By | Hema Ravichandar | Strategic HR Advisory, former CHRO Infosys Ltd
I was at the Bangalore Literature Festival in late September. The initiative was a community effort—literally a by, of, and for the “relishers” kind of event. Interestingly, none of the five organizers were professional organizers but people with serious day jobs and supporting them wholeheartedly were swashbuckling CEOs, chairpersons, venture capitalists and government officials. They had all come together to put up the festival. Their reasons for championing this cause differed. For some it was the passion for literature, for others the need to create vibrant urban communities, and for some just the need to give back to society. But they all had one thing in common—an overriding interest or cause that they espoused beyond their day job. Call it a hobby, call it a passion, it was in every case a calling beyond their weekday 9am-9pm routine. Tomorrow they would be back, balancing the top line and the bottom line, governing cities and companies, clearing clogged email inboxes. But for this weekend, they had cleared the clutter and the calendar and were wholeheartedly indulging in their “other life”.
So what’s the big deal? What’s the benefit of having a cause to fill some of your spare hours? Why do I call this out and celebrate it?
Stress-buster par excellence
Yes, indeed. A leisure day or two thrown in breaks the monotony of the work-home routine, and you get energized by shifting gears and addressing very different issues. A CEO I know who runs a firm and is also a singer par excellence, swears that his passion has helped him handle ups and downs at work so much better. His fortnightly concerts require arduous practice and unswerving focus. “Singing with bhakti (devotion) and bhaav (emotion) elevates me to a different plane. My batteries get recharged; it’s my medication to cure even a fever or a headache but most importantly my consciousness also changes. It balances my right and left brain. I’m able to look even at my work issues with a different perspective. Indeed I get another angle to the same issue. And finally it helps me handle the disappointment of a flat quarter, especially when my concerts are a resounding success.
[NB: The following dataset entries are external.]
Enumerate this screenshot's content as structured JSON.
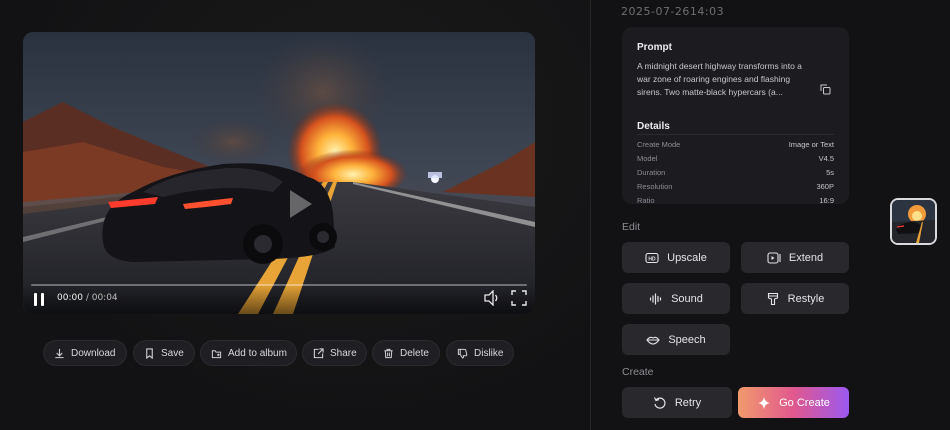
{
  "player": {
    "current_time": "00:00",
    "duration": "00:04",
    "progress": 0
  },
  "actions": [
    {
      "label": "Download",
      "icon": "download-icon"
    },
    {
      "label": "Save",
      "icon": "bookmark-icon"
    },
    {
      "label": "Add to album",
      "icon": "album-add-icon"
    },
    {
      "label": "Share",
      "icon": "share-icon"
    },
    {
      "label": "Delete",
      "icon": "trash-icon"
    },
    {
      "label": "Dislike",
      "icon": "thumbs-down-icon"
    }
  ],
  "info": {
    "timestamp": "2025-07-2614:03",
    "prompt_title": "Prompt",
    "prompt_text": "A midnight desert highway transforms into a war zone of roaring engines and flashing sirens. Two matte-black hypercars (a...",
    "details_title": "Details",
    "details": [
      {
        "key": "Create Mode",
        "value": "Image or Text"
      },
      {
        "key": "Model",
        "value": "V4.5"
      },
      {
        "key": "Duration",
        "value": "5s"
      },
      {
        "key": "Resolution",
        "value": "360P"
      },
      {
        "key": "Ratio",
        "value": "16:9"
      }
    ]
  },
  "edit": {
    "label": "Edit",
    "tools": [
      {
        "label": "Upscale",
        "icon": "hd-icon"
      },
      {
        "label": "Extend",
        "icon": "extend-icon"
      },
      {
        "label": "Sound",
        "icon": "waveform-icon"
      },
      {
        "label": "Restyle",
        "icon": "brush-icon"
      },
      {
        "label": "Speech",
        "icon": "lips-icon"
      }
    ]
  },
  "create": {
    "label": "Create",
    "retry_label": "Retry",
    "go_label": "Go Create"
  },
  "colors": {
    "background": "#121214",
    "card": "#1c1c20",
    "button": "#29292d",
    "accent_gradient": [
      "#f19a6c",
      "#e1588e",
      "#9b59f0"
    ]
  }
}
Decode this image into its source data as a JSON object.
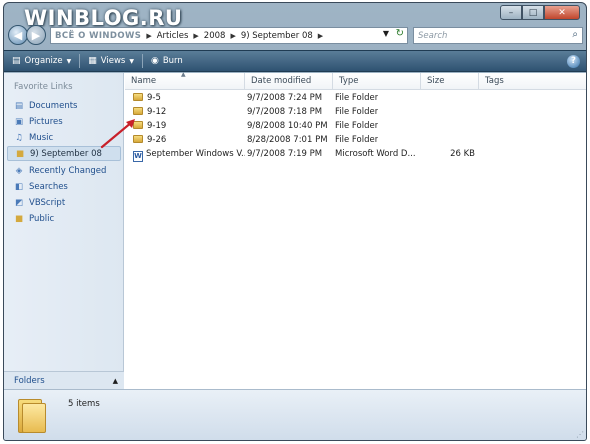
{
  "watermark": "WINBLOG.RU",
  "window_controls": {
    "minimize": "–",
    "maximize": "□",
    "close": "✕"
  },
  "address": {
    "crumbs": [
      "ВСЁ О WINDOWS",
      "Articles",
      "2008",
      "9) September 08"
    ],
    "search_placeholder": "Search"
  },
  "toolbar": {
    "organize": "Organize",
    "views": "Views",
    "burn": "Burn",
    "help": "?"
  },
  "nav": {
    "header": "Favorite Links",
    "items": [
      {
        "label": "Documents",
        "icon": "documents-icon"
      },
      {
        "label": "Pictures",
        "icon": "pictures-icon"
      },
      {
        "label": "Music",
        "icon": "music-icon"
      },
      {
        "label": "9) September 08",
        "icon": "folder-icon",
        "selected": true
      },
      {
        "label": "Recently Changed",
        "icon": "recent-icon"
      },
      {
        "label": "Searches",
        "icon": "search-folder-icon"
      },
      {
        "label": "VBScript",
        "icon": "vbscript-icon"
      },
      {
        "label": "Public",
        "icon": "public-icon"
      }
    ],
    "folders_label": "Folders"
  },
  "columns": [
    "Name",
    "Date modified",
    "Type",
    "Size",
    "Tags"
  ],
  "files": [
    {
      "name": "9-5",
      "date": "9/7/2008 7:24 PM",
      "type": "File Folder",
      "size": "",
      "kind": "folder"
    },
    {
      "name": "9-12",
      "date": "9/7/2008 7:18 PM",
      "type": "File Folder",
      "size": "",
      "kind": "folder"
    },
    {
      "name": "9-19",
      "date": "9/8/2008 10:40 PM",
      "type": "File Folder",
      "size": "",
      "kind": "folder"
    },
    {
      "name": "9-26",
      "date": "8/28/2008 7:01 PM",
      "type": "File Folder",
      "size": "",
      "kind": "folder"
    },
    {
      "name": "September Windows V...",
      "date": "9/7/2008 7:19 PM",
      "type": "Microsoft Word D...",
      "size": "26 KB",
      "kind": "doc"
    }
  ],
  "status": {
    "item_count": "5 items"
  },
  "colors": {
    "toolbar": "#3e6383",
    "nav_bg": "#e4ecf5",
    "link": "#1f4e8c",
    "arrow": "#c8202a"
  }
}
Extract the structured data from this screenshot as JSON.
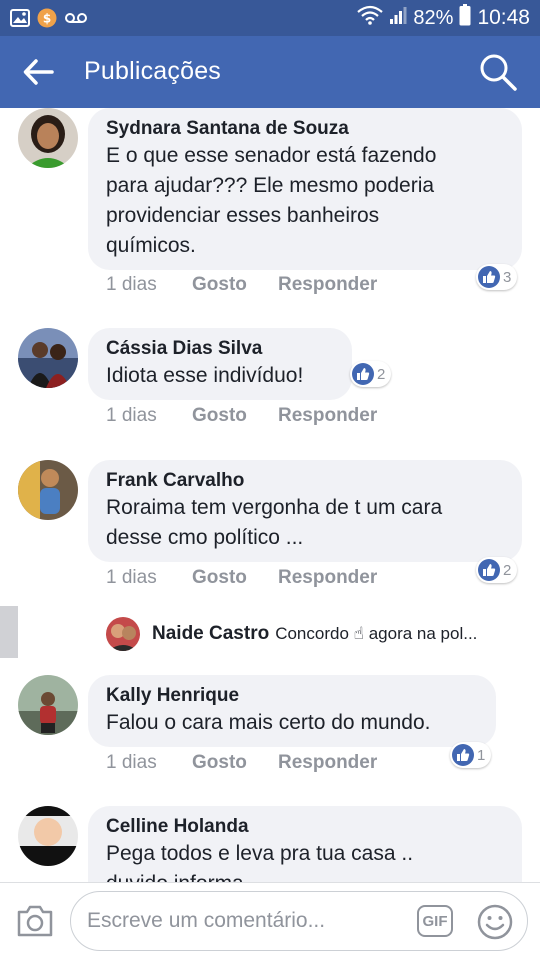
{
  "status_bar": {
    "battery_percent": "82%",
    "time": "10:48",
    "icons": [
      "gallery-icon",
      "coin-notification-icon",
      "voicemail-icon",
      "wifi-icon",
      "signal-icon",
      "battery-icon"
    ]
  },
  "app_bar": {
    "title": "Publicações",
    "icons": [
      "back-arrow-icon",
      "search-icon"
    ],
    "color": "#4267b2"
  },
  "comments": [
    {
      "name": "Sydnara Santana de Souza",
      "text": "E o que esse senador está fazendo\npara ajudar??? Ele mesmo poderia\nprovidenciar esses banheiros\nquímicos.",
      "time": "1 dias",
      "like_label": "Gosto",
      "reply_label": "Responder",
      "reactions": "3"
    },
    {
      "name": "Cássia Dias Silva",
      "text": "Idiota esse indivíduo!",
      "time": "1 dias",
      "like_label": "Gosto",
      "reply_label": "Responder",
      "reactions": "2"
    },
    {
      "name": "Frank Carvalho",
      "text": "Roraima tem vergonha de t um cara\ndesse cmo político ...",
      "time": "1 dias",
      "like_label": "Gosto",
      "reply_label": "Responder",
      "reactions": "2"
    },
    {
      "name": "Kally Henrique",
      "text": "Falou o cara mais certo do mundo.",
      "time": "1 dias",
      "like_label": "Gosto",
      "reply_label": "Responder",
      "reactions": "1"
    },
    {
      "name": "Celline Holanda",
      "text": "Pega todos e leva pra tua casa ..\nduvido informa..."
    }
  ],
  "reply_preview": {
    "name": "Naide Castro",
    "text": "Concordo ☝ agora na pol..."
  },
  "composer": {
    "placeholder": "Escreve um comentário...",
    "gif_label": "GIF",
    "icons": [
      "camera-icon",
      "emoji-icon"
    ]
  },
  "colors": {
    "status_bar": "#385898",
    "bubble": "#f1f2f6",
    "muted_text": "#90949c",
    "like_badge": "#4267b2"
  }
}
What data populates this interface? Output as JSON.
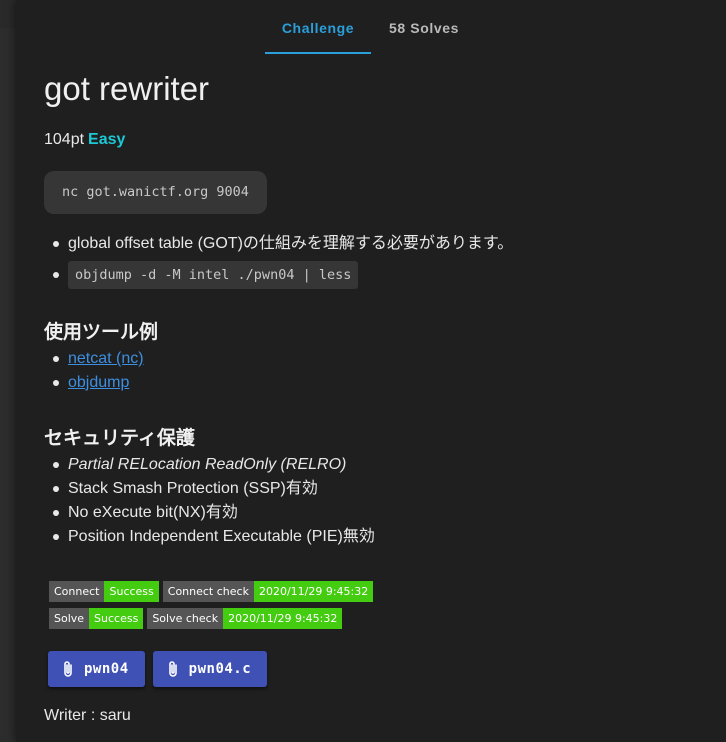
{
  "tabs": [
    {
      "label": "Challenge"
    },
    {
      "label": "58 Solves"
    }
  ],
  "challenge": {
    "title": "got rewriter",
    "points": "104pt",
    "difficulty": "Easy",
    "connect_command": "nc got.wanictf.org 9004",
    "notes": [
      "global offset table (GOT)の仕組みを理解する必要があります。",
      "objdump -d -M intel ./pwn04 | less"
    ],
    "tools_heading": "使用ツール例",
    "tools": [
      "netcat (nc)",
      "objdump"
    ],
    "security_heading": "セキュリティ保護",
    "security": [
      "Partial RELocation ReadOnly (RELRO)",
      "Stack Smash Protection (SSP)有効",
      "No eXecute bit(NX)有効",
      "Position Independent Executable (PIE)無効"
    ],
    "badges": {
      "connect": {
        "label": "Connect",
        "value": "Success"
      },
      "connect_check": {
        "label": "Connect check",
        "value": "2020/11/29 9:45:32"
      },
      "solve": {
        "label": "Solve",
        "value": "Success"
      },
      "solve_check": {
        "label": "Solve check",
        "value": "2020/11/29 9:45:32"
      }
    },
    "files": [
      "pwn04",
      "pwn04.c"
    ],
    "writer": "Writer : saru"
  },
  "colors": {
    "accent": "#2b9fd9",
    "difficulty_easy": "#1cc8d4",
    "badge_success": "#44cc11",
    "file_button": "#3f51b5",
    "link": "#3d8fe0"
  },
  "icons": {
    "file_button": "paperclip-icon"
  }
}
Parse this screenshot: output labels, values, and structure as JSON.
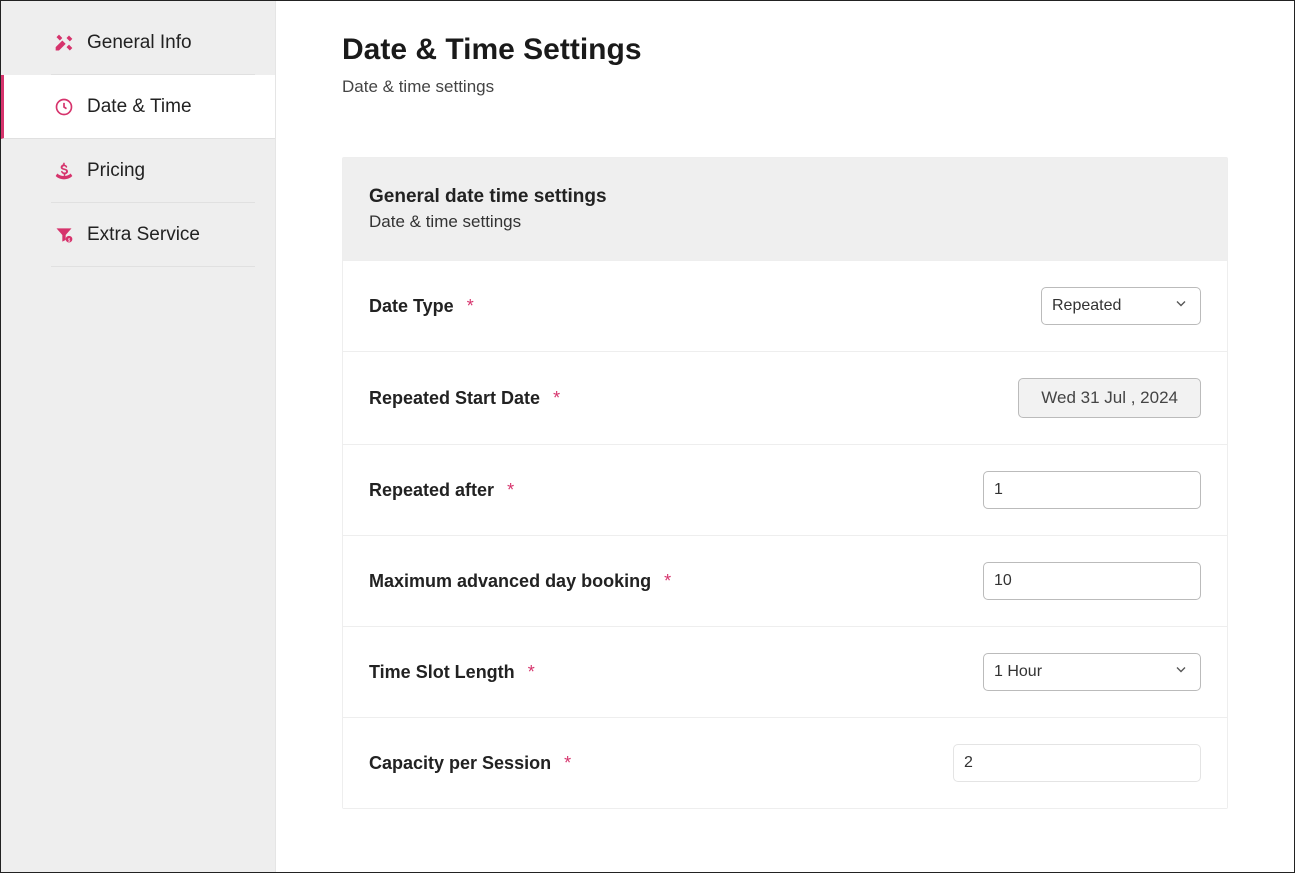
{
  "sidebar": {
    "items": [
      {
        "label": "General Info"
      },
      {
        "label": "Date & Time"
      },
      {
        "label": "Pricing"
      },
      {
        "label": "Extra Service"
      }
    ]
  },
  "page": {
    "title": "Date & Time Settings",
    "subtitle": "Date & time settings"
  },
  "card": {
    "title": "General date time settings",
    "subtitle": "Date & time settings"
  },
  "form": {
    "date_type": {
      "label": "Date Type",
      "value": "Repeated"
    },
    "repeated_start_date": {
      "label": "Repeated Start Date",
      "value": "Wed 31 Jul , 2024"
    },
    "repeated_after": {
      "label": "Repeated after",
      "value": "1"
    },
    "max_advanced": {
      "label": "Maximum advanced day booking",
      "value": "10"
    },
    "time_slot_length": {
      "label": "Time Slot Length",
      "value": "1 Hour"
    },
    "capacity_per_session": {
      "label": "Capacity per Session",
      "value": "2"
    }
  },
  "required_marker": "*"
}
Yes, indeed, it helps me take the downs and celebrate the ups in a different arena,” he tells me.
A cause like this nipping at your heels at the end of your work week is also a great efficiency enhancer. You know you cannot procrastinate or put away an unpleasant, though necessary, work task to be cleared on a mythical free weekend, because those days are firmly meant for something else. A successful dermatologist I know, who moonlights as a general practitioner (GP) in some slums on two earmarked weekdays, told me how she ensured that the other four days of her work are planned to a tee so that she gets the most done around her speciality commitments at the hospital she practises in. “That way I get my GP days clean and believe me, they give me so much satisfaction. The funny thing is I am not at all tired at the end of these GP days, however packed the schedules are or unfriendly the work conditions may be.”
My favourite example is the transition of my former boss Nandan Nilekani from Infosys Ltd to the Unique Identification Authority of India (UIDAI). His involvement in such causes was progressive. And, along the way, there had been many thoughtful stops when he nurtured his passion for urban governance and spent much personal time on setting up institutions and initiatives which addressed this—like the BATF (Bangalore Agenda Task Force), JNNURM (Jawaharlal Nehru National Urban Renewal Mission), his impactful book Imagining India: Ideas for the New Century, the “India Everywhere” project at Davos, Switzerland, and the Indian Institute for Human Settlements, or IIHS,…. being but a few.
Networks, useful and beyond the normal
A lot has been said about the benefits of networking and when you connect with something from a circle beyond your usual range, it brings with it a wider circle of contacts. Sometimes these relationships are purer because the causes are pure—beyond the common materialistic ones one encounters in the real world. They bring in more awareness, better perspectives, hidden insights and may even lead you to more interesting causes.
And when a person garners reputation in his chosen area of interest, respect comes knocking even from seniors in his professional line of work. A committed blood bank volunteer who I knew commanded recognition and fame because of the cause he had espoused. Bosses and seniors sought him out when they needed help and he had access to offices much beyond the normal reach of his immediate supervisors.
It’s uplifting for the soul too
Most folk who indulge in this “me” time, whether it is a social cause or a private interest, say that in following the path they find there is balm for the spirit too. Much like “Sleep that knits up the ravelled sleave of care”, which Shakespeare eulogized famously in Macbeth, a cause which is one’s own provides that fine edge to the act of living; difficult to articulate, but encouraging you to live in the moment too by teaching you gently to compartmentalize your life. Many stories abound of how retired professionals seem to lose interest in life itself and fall prey to illnesses, many of them psychosomatic. And yet when they have something to ease themselves into—a second career via an interest kept alive through their professional days—it seems to be such a morale and health booster. “My own vitamin H(ealth)”, said one individual to me.
As for me, I am still out there searching the great beyond for my own personal cause. What about you?